[Component data from apps and pages]
== == ==

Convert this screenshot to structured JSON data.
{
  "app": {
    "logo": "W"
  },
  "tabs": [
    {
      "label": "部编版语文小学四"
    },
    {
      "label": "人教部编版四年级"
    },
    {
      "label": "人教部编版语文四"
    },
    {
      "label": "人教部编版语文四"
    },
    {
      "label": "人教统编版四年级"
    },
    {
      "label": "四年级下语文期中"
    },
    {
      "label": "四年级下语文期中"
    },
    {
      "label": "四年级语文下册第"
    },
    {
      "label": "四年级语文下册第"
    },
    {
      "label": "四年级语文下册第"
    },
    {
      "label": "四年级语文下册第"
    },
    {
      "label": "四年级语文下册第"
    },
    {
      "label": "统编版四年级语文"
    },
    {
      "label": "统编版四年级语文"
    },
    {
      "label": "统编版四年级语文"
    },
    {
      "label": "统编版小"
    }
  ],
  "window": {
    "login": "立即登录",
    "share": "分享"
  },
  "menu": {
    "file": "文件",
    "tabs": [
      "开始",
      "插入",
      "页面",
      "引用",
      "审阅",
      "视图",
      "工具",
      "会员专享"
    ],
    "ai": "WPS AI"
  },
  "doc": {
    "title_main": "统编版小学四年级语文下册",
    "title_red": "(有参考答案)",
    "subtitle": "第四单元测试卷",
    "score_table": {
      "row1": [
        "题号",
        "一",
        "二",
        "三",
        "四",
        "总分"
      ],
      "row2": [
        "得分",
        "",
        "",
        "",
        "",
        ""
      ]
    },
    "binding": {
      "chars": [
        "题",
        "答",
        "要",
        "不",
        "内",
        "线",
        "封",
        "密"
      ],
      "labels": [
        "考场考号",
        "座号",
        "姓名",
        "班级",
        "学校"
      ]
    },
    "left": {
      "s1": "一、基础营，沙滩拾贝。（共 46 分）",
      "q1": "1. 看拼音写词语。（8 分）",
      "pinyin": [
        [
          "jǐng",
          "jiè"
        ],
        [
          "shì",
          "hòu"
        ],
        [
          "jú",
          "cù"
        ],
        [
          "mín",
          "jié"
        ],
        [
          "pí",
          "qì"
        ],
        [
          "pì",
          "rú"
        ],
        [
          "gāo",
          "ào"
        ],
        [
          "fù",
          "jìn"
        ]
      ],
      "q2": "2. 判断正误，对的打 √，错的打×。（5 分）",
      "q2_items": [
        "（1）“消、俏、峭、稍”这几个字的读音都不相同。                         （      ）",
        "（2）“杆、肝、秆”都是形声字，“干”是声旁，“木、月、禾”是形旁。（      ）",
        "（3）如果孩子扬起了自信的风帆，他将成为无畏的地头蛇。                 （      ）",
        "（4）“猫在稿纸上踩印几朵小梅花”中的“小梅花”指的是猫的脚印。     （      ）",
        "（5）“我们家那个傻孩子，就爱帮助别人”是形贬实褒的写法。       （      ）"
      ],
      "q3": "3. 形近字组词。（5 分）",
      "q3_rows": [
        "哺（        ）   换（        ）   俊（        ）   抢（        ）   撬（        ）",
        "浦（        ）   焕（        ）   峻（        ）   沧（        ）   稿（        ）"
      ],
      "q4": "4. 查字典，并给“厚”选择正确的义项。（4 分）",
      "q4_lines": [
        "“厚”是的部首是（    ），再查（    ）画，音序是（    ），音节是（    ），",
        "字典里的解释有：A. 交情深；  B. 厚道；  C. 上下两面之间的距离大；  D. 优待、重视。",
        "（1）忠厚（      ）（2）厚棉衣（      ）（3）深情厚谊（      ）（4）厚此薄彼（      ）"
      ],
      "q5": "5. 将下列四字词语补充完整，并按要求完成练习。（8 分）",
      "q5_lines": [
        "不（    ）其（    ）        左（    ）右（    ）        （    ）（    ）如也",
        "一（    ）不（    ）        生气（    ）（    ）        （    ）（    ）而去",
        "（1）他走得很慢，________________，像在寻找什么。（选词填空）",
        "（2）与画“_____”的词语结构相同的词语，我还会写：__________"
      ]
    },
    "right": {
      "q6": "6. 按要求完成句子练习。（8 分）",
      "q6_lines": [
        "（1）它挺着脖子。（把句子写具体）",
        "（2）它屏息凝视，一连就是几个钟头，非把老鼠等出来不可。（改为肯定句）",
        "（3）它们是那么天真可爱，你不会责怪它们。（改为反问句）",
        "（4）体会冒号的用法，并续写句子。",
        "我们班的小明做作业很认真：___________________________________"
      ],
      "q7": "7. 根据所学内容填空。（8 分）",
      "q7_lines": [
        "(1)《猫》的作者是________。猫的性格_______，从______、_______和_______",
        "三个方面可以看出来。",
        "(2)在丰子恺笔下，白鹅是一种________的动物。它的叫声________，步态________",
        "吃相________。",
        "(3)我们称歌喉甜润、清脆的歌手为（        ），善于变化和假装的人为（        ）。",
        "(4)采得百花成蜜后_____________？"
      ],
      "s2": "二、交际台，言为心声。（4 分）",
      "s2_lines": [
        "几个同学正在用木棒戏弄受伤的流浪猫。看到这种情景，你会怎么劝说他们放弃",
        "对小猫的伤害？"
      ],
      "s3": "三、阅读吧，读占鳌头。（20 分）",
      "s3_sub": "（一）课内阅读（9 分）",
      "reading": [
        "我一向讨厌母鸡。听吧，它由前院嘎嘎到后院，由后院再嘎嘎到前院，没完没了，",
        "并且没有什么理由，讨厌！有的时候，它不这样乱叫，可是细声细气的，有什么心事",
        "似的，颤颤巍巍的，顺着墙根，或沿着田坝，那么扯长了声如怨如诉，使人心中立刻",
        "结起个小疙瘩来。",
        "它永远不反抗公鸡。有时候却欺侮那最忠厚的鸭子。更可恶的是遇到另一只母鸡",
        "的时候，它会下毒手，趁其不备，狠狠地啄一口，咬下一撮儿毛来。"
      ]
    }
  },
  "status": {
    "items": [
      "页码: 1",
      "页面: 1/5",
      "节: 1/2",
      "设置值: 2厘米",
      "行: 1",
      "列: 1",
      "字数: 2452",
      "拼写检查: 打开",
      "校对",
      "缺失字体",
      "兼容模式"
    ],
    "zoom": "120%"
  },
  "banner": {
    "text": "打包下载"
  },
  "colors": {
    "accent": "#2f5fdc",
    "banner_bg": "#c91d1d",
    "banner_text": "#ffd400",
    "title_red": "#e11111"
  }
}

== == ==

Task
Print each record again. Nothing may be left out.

Completed task
Convert this screenshot to structured JSON data.
{
  "app": {
    "logo": "W"
  },
  "tabs": [
    {
      "label": "部编版语文小学四"
    },
    {
      "label": "人教部编版四年级"
    },
    {
      "label": "人教部编版语文四"
    },
    {
      "label": "人教部编版语文四"
    },
    {
      "label": "人教统编版四年级"
    },
    {
      "label": "四年级下语文期中"
    },
    {
      "label": "四年级下语文期中"
    },
    {
      "label": "四年级语文下册第"
    },
    {
      "label": "四年级语文下册第"
    },
    {
      "label": "四年级语文下册第"
    },
    {
      "label": "四年级语文下册第"
    },
    {
      "label": "四年级语文下册第"
    },
    {
      "label": "统编版四年级语文"
    },
    {
      "label": "统编版四年级语文"
    },
    {
      "label": "统编版四年级语文"
    },
    {
      "label": "统编版小"
    }
  ],
  "window": {
    "login": "立即登录",
    "share": "分享"
  },
  "menu": {
    "file": "文件",
    "tabs": [
      "开始",
      "插入",
      "页面",
      "引用",
      "审阅",
      "视图",
      "工具",
      "会员专享"
    ],
    "ai": "WPS AI"
  },
  "doc": {
    "title_main": "统编版小学四年级语文下册",
    "title_red": "(有参考答案)",
    "subtitle": "第四单元测试卷",
    "score_table": {
      "row1": [
        "题号",
        "一",
        "二",
        "三",
        "四",
        "总分"
      ],
      "row2": [
        "得分",
        "",
        "",
        "",
        "",
        ""
      ]
    },
    "binding": {
      "chars": [
        "题",
        "答",
        "要",
        "不",
        "内",
        "线",
        "封",
        "密"
      ],
      "labels": [
        "考场考号",
        "座号",
        "姓名",
        "班级",
        "学校"
      ]
    },
    "left": {
      "s1": "一、基础营，沙滩拾贝。（共 46 分）",
      "q1": "1. 看拼音写词语。（8 分）",
      "pinyin": [
        [
          "jǐng",
          "jiè"
        ],
        [
          "shì",
          "hòu"
        ],
        [
          "jú",
          "cù"
        ],
        [
          "mín",
          "jié"
        ],
        [
          "pí",
          "qì"
        ],
        [
          "pì",
          "rú"
        ],
        [
          "gāo",
          "ào"
        ],
        [
          "fù",
          "jìn"
        ]
      ],
      "q2": "2. 判断正误，对的打 √，错的打×。（5 分）",
      "q2_items": [
        "（1）“消、俏、峭、稍”这几个字的读音都不相同。                         （      ）",
        "（2）“杆、肝、秆”都是形声字，“干”是声旁，“木、月、禾”是形旁。（      ）",
        "（3）如果孩子扬起了自信的风帆，他将成为无畏的地头蛇。                 （      ）",
        "（4）“猫在稿纸上踩印几朵小梅花”中的“小梅花”指的是猫的脚印。     （      ）",
        "（5）“我们家那个傻孩子，就爱帮助别人”是形贬实褒的写法。       （      ）"
      ],
      "q3": "3. 形近字组词。（5 分）",
      "q3_rows": [
        "哺（        ）   换（        ）   俊（        ）   抢（        ）   撬（        ）",
        "浦（        ）   焕（        ）   峻（        ）   沧（        ）   稿（        ）"
      ],
      "q4": "4. 查字典，并给“厚”选择正确的义项。（4 分）",
      "q4_lines": [
        "“厚”是的部首是（    ），再查（    ）画，音序是（    ），音节是（    ），",
        "字典里的解释有：A. 交情深；  B. 厚道；  C. 上下两面之间的距离大；  D. 优待、重视。",
        "（1）忠厚（      ）（2）厚棉衣（      ）（3）深情厚谊（      ）（4）厚此薄彼（      ）"
      ],
      "q5": "5. 将下列四字词语补充完整，并按要求完成练习。（8 分）",
      "q5_lines": [
        "不（    ）其（    ）        左（    ）右（    ）        （    ）（    ）如也",
        "一（    ）不（    ）        生气（    ）（    ）        （    ）（    ）而去",
        "（1）他走得很慢，________________，像在寻找什么。（选词填空）",
        "（2）与画“_____”的词语结构相同的词语，我还会写：__________"
      ]
    },
    "right": {
      "q6": "6. 按要求完成句子练习。（8 分）",
      "q6_lines": [
        "（1）它挺着脖子。（把句子写具体）",
        "（2）它屏息凝视，一连就是几个钟头，非把老鼠等出来不可。（改为肯定句）",
        "（3）它们是那么天真可爱，你不会责怪它们。（改为反问句）",
        "（4）体会冒号的用法，并续写句子。",
        "我们班的小明做作业很认真：___________________________________"
      ],
      "q7": "7. 根据所学内容填空。（8 分）",
      "q7_lines": [
        "(1)《猫》的作者是________。猫的性格_______，从______、_______和_______",
        "三个方面可以看出来。",
        "(2)在丰子恺笔下，白鹅是一种________的动物。它的叫声________，步态________",
        "吃相________。",
        "(3)我们称歌喉甜润、清脆的歌手为（        ），善于变化和假装的人为（        ）。",
        "(4)采得百花成蜜后_____________？"
      ],
      "s2": "二、交际台，言为心声。（4 分）",
      "s2_lines": [
        "几个同学正在用木棒戏弄受伤的流浪猫。看到这种情景，你会怎么劝说他们放弃",
        "对小猫的伤害？"
      ],
      "s3": "三、阅读吧，读占鳌头。（20 分）",
      "s3_sub": "（一）课内阅读（9 分）",
      "reading": [
        "我一向讨厌母鸡。听吧，它由前院嘎嘎到后院，由后院再嘎嘎到前院，没完没了，",
        "并且没有什么理由，讨厌！有的时候，它不这样乱叫，可是细声细气的，有什么心事",
        "似的，颤颤巍巍的，顺着墙根，或沿着田坝，那么扯长了声如怨如诉，使人心中立刻",
        "结起个小疙瘩来。",
        "它永远不反抗公鸡。有时候却欺侮那最忠厚的鸭子。更可恶的是遇到另一只母鸡",
        "的时候，它会下毒手，趁其不备，狠狠地啄一口，咬下一撮儿毛来。"
      ]
    }
  },
  "status": {
    "items": [
      "页码: 1",
      "页面: 1/5",
      "节: 1/2",
      "设置值: 2厘米",
      "行: 1",
      "列: 1",
      "字数: 2452",
      "拼写检查: 打开",
      "校对",
      "缺失字体",
      "兼容模式"
    ],
    "zoom": "120%"
  },
  "banner": {
    "text": "打包下载"
  },
  "colors": {
    "accent": "#2f5fdc",
    "banner_bg": "#c91d1d",
    "banner_text": "#ffd400",
    "title_red": "#e11111"
  }
}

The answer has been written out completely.